Two Florida based airplane manufacturers say that of the 1,033 planes the two companies built last year, just 15 of them were sold in Florida. The remaining 1,018 – about 98.6 percent – flew out of state to avoid paying Florida’s uncompetitive sales tax. And Florida likely lost out on other tangential revenue as well. Flight crews from the manufacturer and new owners have to book transportation, meals, hotel stays and other incidentals when they travel to pick up the new airplanes, but those dollars aren’t getting spent in Florida, either.
It’s enough of a problem that state lawmakers have been considering ways to fix the problem and make Florida more competitive. Senate Bill 786 and House Bill 6051 were introduced to create economic benefits for Florida by doing away with the state’s sales and lease tax on any aircraft under 15,000 pounds. Aircraft over that weight are already exempt from the tax.
“Florida’s current tax on aircraft sales makes us less competitive and incentivizes people to take their business to nearby states,” said Lisa Waters, President and CEO of the Florida Airports Council. “Florida is a recognized leader in the aviation space and we have an opportunity in front of us that will take the industry to new heights. By eliminating this burdensome tax, we will create hundreds of jobs, generate millions of dollars in economic activity, and send a strong signal that Florida is open for business.”
The Senate bill has cleared two committees, but the House bill has stalled so far. The Senate is expected to release their annual tax package in the coming days. According to a 2015 study from the Florida Aviation Business Association (FABA), eliminating the sales tax would result in the sale of an estimated 354 additional aircraft worth a total of $246 million each year.
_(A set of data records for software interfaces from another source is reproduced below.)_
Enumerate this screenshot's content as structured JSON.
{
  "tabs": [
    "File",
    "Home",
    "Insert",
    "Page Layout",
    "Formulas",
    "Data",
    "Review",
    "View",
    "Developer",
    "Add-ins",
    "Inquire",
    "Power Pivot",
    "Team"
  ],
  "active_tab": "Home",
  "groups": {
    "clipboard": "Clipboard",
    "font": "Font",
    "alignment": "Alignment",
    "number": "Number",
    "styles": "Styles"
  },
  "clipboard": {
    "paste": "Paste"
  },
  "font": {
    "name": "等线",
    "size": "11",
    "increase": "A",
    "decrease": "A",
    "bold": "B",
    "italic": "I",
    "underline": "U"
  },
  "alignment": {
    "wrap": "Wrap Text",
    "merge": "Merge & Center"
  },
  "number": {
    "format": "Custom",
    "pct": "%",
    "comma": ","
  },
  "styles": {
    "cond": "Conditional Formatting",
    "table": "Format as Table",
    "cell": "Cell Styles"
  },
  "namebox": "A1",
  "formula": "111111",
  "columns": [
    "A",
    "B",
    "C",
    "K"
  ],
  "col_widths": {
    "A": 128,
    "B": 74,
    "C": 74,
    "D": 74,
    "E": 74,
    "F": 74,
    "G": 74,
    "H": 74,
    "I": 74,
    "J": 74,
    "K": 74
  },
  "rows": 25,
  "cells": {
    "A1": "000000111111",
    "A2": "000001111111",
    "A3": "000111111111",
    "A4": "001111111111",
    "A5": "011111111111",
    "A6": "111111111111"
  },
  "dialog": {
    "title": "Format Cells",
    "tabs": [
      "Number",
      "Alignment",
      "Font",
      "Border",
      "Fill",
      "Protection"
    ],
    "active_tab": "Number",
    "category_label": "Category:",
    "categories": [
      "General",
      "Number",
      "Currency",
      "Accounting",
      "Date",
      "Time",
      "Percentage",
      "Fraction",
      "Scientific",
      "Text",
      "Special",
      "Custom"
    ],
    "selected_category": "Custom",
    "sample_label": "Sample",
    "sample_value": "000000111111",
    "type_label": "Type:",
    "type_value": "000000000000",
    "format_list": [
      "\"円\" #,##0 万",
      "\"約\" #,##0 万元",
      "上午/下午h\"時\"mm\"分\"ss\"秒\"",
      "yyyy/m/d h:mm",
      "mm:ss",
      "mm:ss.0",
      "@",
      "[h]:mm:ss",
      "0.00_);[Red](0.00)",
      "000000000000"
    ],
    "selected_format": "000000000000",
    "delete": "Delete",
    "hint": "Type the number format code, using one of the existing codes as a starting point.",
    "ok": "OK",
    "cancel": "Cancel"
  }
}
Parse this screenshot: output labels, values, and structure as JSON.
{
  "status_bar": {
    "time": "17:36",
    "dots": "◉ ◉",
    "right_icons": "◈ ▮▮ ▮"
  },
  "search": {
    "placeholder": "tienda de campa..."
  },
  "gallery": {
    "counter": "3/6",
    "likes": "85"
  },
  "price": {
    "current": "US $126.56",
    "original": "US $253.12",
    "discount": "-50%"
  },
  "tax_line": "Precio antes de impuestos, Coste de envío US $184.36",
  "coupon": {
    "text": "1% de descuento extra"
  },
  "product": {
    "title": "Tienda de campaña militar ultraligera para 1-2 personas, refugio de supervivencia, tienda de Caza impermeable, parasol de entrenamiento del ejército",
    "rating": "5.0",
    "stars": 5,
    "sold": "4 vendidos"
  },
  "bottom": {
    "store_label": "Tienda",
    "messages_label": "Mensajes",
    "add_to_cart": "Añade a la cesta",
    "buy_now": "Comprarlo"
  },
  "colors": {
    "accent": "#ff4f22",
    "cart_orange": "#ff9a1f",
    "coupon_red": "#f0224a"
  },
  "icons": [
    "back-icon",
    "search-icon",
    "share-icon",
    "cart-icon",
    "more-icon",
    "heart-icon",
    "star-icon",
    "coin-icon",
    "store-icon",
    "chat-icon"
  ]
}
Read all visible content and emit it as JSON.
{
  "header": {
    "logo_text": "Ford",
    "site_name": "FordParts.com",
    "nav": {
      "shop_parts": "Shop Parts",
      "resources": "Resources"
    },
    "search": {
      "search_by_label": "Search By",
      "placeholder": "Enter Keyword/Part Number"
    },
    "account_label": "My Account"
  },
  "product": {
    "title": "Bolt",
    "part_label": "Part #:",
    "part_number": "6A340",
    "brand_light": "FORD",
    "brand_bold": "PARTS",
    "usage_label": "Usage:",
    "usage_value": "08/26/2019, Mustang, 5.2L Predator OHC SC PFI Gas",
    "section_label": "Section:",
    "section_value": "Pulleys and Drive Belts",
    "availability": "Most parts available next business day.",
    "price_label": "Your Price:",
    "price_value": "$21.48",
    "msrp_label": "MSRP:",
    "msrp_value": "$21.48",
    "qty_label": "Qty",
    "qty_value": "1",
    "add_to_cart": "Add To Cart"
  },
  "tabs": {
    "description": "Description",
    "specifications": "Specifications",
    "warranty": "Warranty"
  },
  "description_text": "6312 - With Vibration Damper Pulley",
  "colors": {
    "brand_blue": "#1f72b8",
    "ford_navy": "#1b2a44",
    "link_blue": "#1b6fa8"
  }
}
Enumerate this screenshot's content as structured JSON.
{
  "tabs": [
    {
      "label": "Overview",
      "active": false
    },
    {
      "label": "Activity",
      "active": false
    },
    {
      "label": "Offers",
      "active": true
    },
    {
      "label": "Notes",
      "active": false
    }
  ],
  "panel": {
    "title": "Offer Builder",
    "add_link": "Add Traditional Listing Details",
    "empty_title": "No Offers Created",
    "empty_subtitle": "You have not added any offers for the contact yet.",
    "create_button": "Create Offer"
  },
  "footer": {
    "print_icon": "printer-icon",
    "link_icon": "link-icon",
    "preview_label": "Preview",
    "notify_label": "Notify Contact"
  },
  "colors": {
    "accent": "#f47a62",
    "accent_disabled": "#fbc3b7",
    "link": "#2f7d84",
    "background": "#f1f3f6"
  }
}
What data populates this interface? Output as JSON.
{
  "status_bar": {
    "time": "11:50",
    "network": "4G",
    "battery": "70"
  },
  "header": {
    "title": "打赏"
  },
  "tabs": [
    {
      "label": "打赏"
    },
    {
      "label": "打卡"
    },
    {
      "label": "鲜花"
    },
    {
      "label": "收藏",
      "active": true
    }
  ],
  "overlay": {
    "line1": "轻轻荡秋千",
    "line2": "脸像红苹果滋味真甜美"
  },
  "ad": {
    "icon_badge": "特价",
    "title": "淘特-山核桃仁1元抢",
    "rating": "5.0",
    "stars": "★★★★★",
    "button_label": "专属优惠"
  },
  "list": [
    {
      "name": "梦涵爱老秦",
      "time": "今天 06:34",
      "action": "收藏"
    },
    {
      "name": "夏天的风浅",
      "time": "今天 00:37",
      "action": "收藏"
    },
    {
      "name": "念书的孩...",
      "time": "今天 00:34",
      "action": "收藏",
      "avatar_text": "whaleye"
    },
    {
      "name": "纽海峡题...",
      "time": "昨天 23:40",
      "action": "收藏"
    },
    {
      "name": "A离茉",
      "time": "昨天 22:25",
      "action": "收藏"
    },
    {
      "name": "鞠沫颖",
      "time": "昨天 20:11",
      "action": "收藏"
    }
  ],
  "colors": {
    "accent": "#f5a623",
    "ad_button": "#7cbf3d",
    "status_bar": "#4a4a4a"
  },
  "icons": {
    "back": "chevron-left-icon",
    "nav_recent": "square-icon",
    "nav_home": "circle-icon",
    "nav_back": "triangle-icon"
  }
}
The state’s current tax is 6%, which is much higher than other Southeastern states, especially when applied to the high price of business jets. Even the most affordable business jets start at around $5 million dollars, while top-of-the-line models have sticker prices that are considerably more. The tax is only 4% in Georgia and 2% in both Alabama and Virginia. Meanwhile, South Carolina has a low, flat fee of $500, and North Carolina’s flat fee is $2,500. Paying the sales tax in Florida on a $5 million business jet would cost $300,000. A flight to South Carolina to register the sale might cost a bit extra in fuel and pilot compensation, but the flight is a no-brainer when the new owner is saving a quarter of a million dollars in sales tax payments.
“Despite the economic benefit of manufacturing in the State, only four customers have opted to take delivery of their aircraft in the State, due to Florida’s 6% sales and use tax,” said Mark Schramek, Embraer North America Vice President of Government Relations. “Most customers have either opted to take delivery in neighboring South Carolina, which charges a flat fee of $500, or used Florida’s 10-day fly-away option. In both cases, the State of Florida continues to lose long-term revenue from the general aviation industry.”
Industry observers say other states have seen other financial benefits from eliminating similar taxes. New York passed legislation eliminating the sales and use tax for general aviation in 2015. Since then, hundreds of new aircraft have based at New York airports, and those airports have received hundreds of millions of dollars in investments. The state’s three largest general aviation airports saw a 38% increase in business aircraft arrivals following the elimination of the aviation sales tax.
Aviation is big business in the Sunshine State. The industry generates $175 billion in economic impact and creates jobs for 1.4 million Floridians. And Florida’s airports welcome in over half of all state visitors and accommodate more than 176 million passengers annually.
“By eliminating the sales and use tax, Florida will make itself more competitive against its neighboring states that charge either a flat fee or as low as 2% sales and use tax,” said Schramek. “With passage of Senate Bill 786 and House Bill 6051, the elimination of the sales and use tax will make Florida the epicenter for general aviation and drive business growth within the State.”
$ Millions for a plane, but not a penny to support the state’s infrastructure. More evidence that the wealthy are morally bankrupt.
you don’t get it. let me help. The plane will pay tax to cover all the facilities you mentioned. How? Sales tax : fuel, maintenance, hanger rent, housing support people( 5? ) per day + all living expenses…..and more. Stop the greed 1 time payment and get rental income for??
Seems like a no-brainer Toby 👍🏼🇺🇸